Moore agreed to remove her leg below the knee and a temporary artificial limb was built. Molly walked out of the clinic and her story really begins there.
'This was the right horse and the right owner,' Moore insists.
Molly happened to be a one-in-a-million patient. She's tough as nails, but sweet, and she was willing to cope with pain. She made it obvious she understood (that) she was in trouble. The other important factor, according to Moore , is having a truly committed and compliant owner who is dedicated to providing the daily care required over the lifetime of the horse.
Molly's story turns into a parable for life in post-Katrina Louisiana . The little pony gained weight, her mane felt a comb. A human prosthesis designer built her a leg.
The prosthetic has given Molly a whole new life, Allison Barca DVM, Molly's regular vet, reports.
And she asks for it! She will put her little limb out, and come to you and let you know that she wants you to put it on. Sometimes she wants you to take it off too.' And sometimes, Molly gets away from Barca. 'It can be pretty bad when you can't catch a three-legged horse', she laughs.
Most important of all, Molly has a job now. Kay, the rescue farm owner, started taking Molly to shelters, hospitals, nursing homes, rehabilitation centers. Anywhere she thought that people needed hope. Wherever Molly went, she showed people her pluck. She inspired people. And she had a good time doing it.
'It's obvious to me that Molly had a bigger role to play in life', Moore said, 'She survived the hurricane, she survived a horrible injury, and now she is giving hope to others.'
'She's not back to normal,' Barca concluded, 'but she's going to be better. To me, she could be a symbol for New Orleans itself.'
© Photographs 1 and 2 above: Pam Kaster
© Photo 3 above Kaye Harris
According to this email forward, "Molly", a pony who had a limb amputated after being attacked by a dog, was fitted with an artificial leg in a ground breaking veterinary operation. The message includes photographs of Molly with her new prosthetic leg. The information in the message is true and the photographs are genuine.
published on the Louisiana State University (LSU) website mirrors the information included in the email message. While recuperating at "Pony Paradise" - a small farm that was used by its owner Kaye Harris as a rescue facility for animal victims of Hurricane Katrina, Molly was seriously injured by another refugee, a pit bull. Over time all of Molly's extensive injuries healed except for her right front leg. Kaye Harris and Molly's vet Dr. Allison Denny-Barca eventually contacted Dr. Rustin Moore, director of the Equine Health Studies Program at the LSU School of Veterinary Medicine. After evaluation, it was decided that Molly would be a good candidate for "surgery that LSU veterinarians had never performed on a horse – amputation and the fitting of a prosthetic leg". The surgery was a resounding success. The LSU article notes:

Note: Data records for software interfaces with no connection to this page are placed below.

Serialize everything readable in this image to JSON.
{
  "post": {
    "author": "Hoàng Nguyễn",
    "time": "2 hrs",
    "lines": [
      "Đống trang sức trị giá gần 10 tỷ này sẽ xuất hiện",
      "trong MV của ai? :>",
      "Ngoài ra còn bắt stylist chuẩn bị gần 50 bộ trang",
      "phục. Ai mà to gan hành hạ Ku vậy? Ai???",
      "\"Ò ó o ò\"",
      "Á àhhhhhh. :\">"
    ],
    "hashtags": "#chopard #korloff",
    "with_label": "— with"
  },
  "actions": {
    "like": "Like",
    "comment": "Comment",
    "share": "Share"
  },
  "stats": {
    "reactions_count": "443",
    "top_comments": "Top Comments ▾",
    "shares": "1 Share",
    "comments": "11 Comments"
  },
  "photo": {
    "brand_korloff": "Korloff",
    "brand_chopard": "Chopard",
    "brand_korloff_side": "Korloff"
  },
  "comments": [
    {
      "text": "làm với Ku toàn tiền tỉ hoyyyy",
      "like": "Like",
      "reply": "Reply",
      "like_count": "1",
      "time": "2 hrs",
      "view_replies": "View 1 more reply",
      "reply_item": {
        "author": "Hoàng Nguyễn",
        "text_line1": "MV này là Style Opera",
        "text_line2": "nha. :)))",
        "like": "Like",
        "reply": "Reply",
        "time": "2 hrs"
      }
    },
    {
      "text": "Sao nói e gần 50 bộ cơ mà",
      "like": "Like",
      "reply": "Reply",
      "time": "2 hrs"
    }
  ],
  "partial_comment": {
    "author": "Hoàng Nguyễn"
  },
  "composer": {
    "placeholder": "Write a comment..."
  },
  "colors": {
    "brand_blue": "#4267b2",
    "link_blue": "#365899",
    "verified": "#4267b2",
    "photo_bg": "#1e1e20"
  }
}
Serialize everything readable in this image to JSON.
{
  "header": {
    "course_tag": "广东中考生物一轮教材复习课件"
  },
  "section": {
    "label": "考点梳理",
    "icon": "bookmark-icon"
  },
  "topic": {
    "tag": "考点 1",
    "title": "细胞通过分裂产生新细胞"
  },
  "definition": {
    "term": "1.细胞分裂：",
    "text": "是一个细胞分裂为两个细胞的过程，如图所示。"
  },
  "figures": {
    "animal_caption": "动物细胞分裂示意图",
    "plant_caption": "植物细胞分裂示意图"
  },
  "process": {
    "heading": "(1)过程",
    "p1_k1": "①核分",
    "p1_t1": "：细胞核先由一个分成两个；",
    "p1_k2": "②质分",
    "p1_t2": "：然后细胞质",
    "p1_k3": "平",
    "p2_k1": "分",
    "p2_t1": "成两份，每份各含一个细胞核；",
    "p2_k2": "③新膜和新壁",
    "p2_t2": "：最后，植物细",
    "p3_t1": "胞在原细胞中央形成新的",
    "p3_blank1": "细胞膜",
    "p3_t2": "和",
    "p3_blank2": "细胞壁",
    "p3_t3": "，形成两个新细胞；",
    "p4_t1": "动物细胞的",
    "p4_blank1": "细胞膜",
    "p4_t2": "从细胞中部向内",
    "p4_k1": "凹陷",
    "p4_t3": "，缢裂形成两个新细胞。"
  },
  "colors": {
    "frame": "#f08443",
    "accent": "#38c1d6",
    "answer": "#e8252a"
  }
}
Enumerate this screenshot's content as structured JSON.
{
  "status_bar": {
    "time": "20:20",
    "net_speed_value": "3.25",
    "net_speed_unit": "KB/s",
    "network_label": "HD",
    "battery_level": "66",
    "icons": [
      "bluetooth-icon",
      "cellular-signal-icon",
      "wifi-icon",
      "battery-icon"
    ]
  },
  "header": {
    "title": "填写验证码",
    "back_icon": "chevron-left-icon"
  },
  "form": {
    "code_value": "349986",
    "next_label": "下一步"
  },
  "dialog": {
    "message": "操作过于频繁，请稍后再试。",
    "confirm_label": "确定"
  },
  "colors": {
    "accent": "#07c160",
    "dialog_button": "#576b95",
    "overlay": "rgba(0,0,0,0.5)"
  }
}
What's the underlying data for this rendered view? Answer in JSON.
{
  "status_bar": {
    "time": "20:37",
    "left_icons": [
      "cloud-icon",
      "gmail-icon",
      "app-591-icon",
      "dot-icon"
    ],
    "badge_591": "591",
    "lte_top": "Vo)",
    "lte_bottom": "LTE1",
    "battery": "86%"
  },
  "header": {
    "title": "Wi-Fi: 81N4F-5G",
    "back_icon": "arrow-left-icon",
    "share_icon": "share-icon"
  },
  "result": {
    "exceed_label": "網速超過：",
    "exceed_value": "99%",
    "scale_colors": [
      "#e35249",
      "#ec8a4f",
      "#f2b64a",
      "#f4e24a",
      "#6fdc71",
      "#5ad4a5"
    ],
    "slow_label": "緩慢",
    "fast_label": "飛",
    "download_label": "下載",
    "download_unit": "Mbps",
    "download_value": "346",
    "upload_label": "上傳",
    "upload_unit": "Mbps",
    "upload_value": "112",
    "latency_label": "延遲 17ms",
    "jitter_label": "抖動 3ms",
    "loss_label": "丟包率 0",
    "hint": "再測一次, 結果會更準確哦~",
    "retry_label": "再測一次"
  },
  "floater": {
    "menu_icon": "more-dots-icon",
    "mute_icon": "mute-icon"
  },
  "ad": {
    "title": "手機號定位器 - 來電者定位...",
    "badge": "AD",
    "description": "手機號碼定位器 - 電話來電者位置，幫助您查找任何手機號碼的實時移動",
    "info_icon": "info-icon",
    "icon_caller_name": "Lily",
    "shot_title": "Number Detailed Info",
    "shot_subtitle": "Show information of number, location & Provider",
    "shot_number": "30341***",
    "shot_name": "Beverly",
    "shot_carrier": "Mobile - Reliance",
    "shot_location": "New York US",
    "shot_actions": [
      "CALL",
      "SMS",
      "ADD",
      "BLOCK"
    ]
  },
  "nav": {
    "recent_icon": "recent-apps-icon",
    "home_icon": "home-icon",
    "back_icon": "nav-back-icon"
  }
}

During visits to children's hospitals, Molly now gives hope and joy to sick and injured children. Those around her see her as a symbol of hope for New Orleans as the city struggles to recover from the devastation caused by Katrina's fury.
The photographs of Molly used in this email forward were taken by Pam Kaster and are featured in her children's picture book
The following video produced by the LSU School of Veterinarian Medicine provides more information about Molly and the dedicated group of people who made the fitting of her unique prosthetic leg possible: